H. Dawson Wool supplies wool to manufacturers of insulation which is then used in millions of homes across the world.

History demonstrates the effectiveness of wool as an insulator, with ancient Nomadic tribes using it to insulate yurts, due to its weather resistant and insulating properties.

The crimped nature of wool traps air in millions of tiny pockets, which acts as an effective insulator and it allows a building to breathe. 'This super fibre' also has the benefit of being able to absorb moisture without itself getting wet and weighed down think about the sheep on the highlands of Cumbria and Scotland where it rains a lot their wool takes in water but this does not affect their comfort, quality of life or ability to roam freely.

Wool insulation does not sag like alternative products, so it retains its thermal insulation values for much longer than the cheaper, synthetic alternative. Yet another benefit of wool is that it can be recycled and reused, and it requires a low level of wool to manufacture.

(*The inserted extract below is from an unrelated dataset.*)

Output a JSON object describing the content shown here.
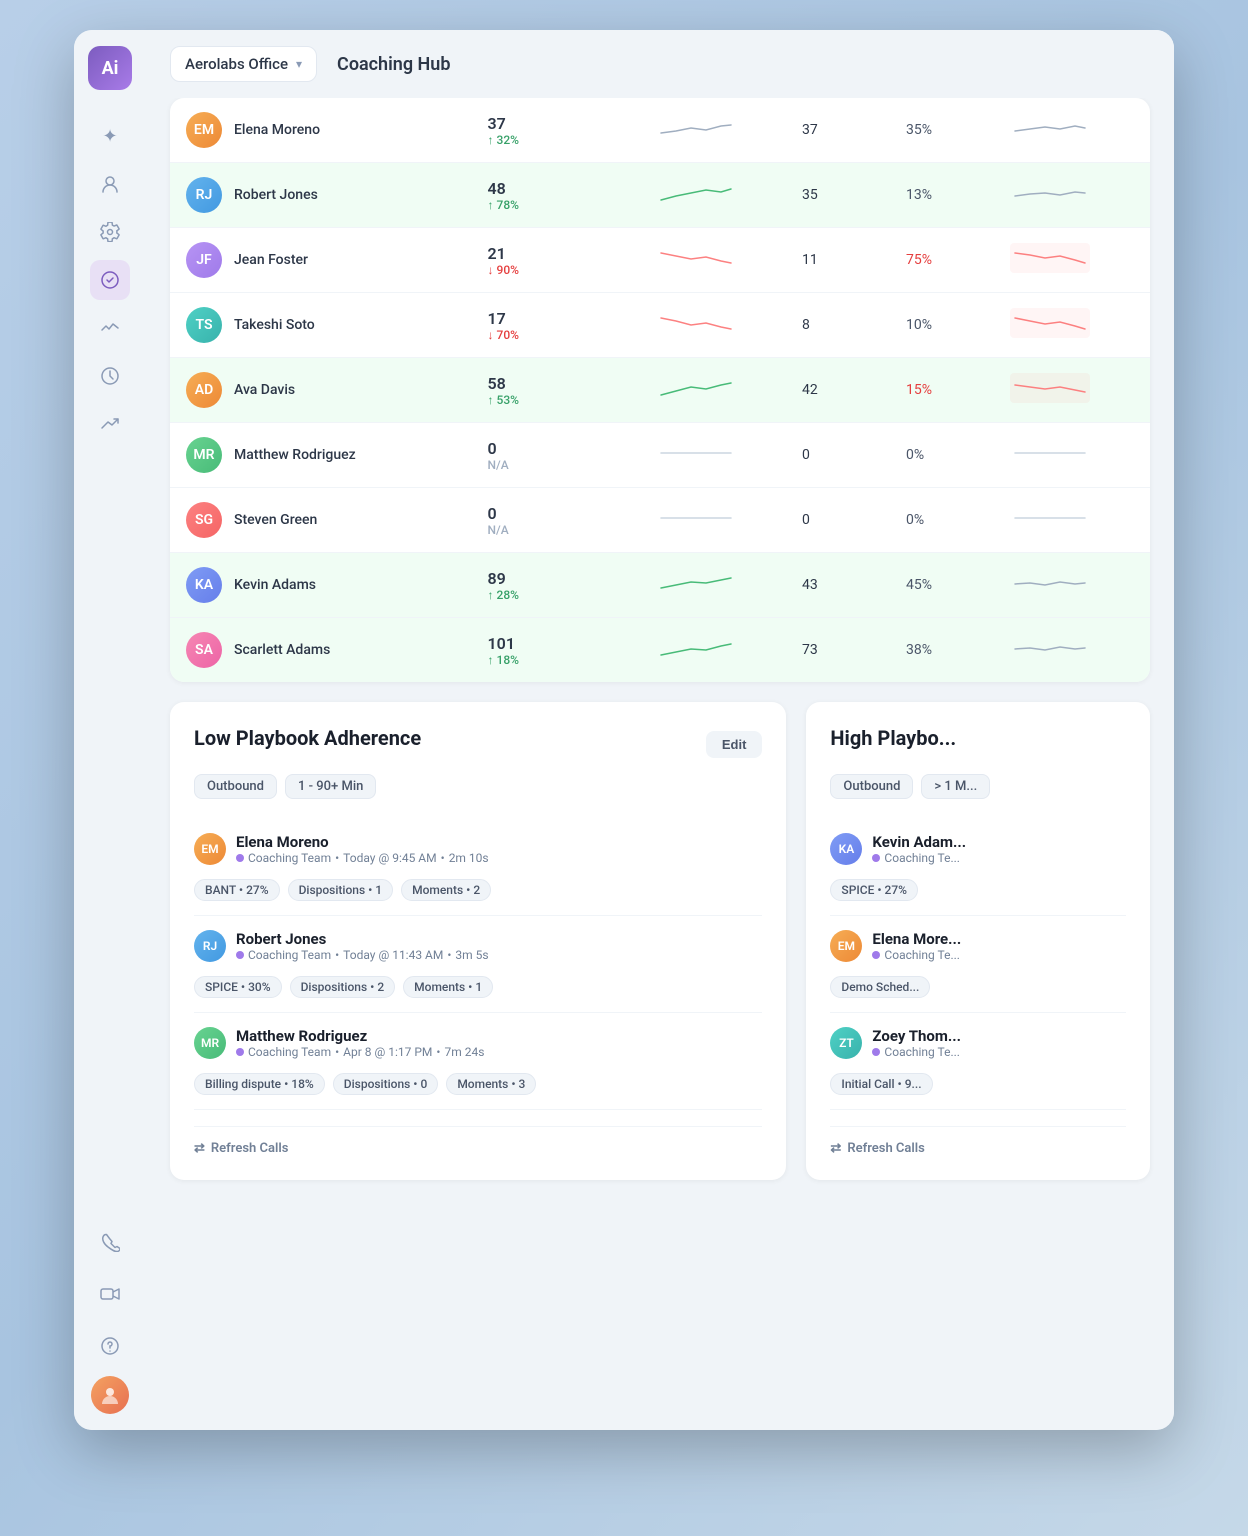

It is healthy and natural and is resistant to mould, naturally flame retardant, self-extinguishing and will not melt. 100 per cent wool insulation is biodegradable and can be composted.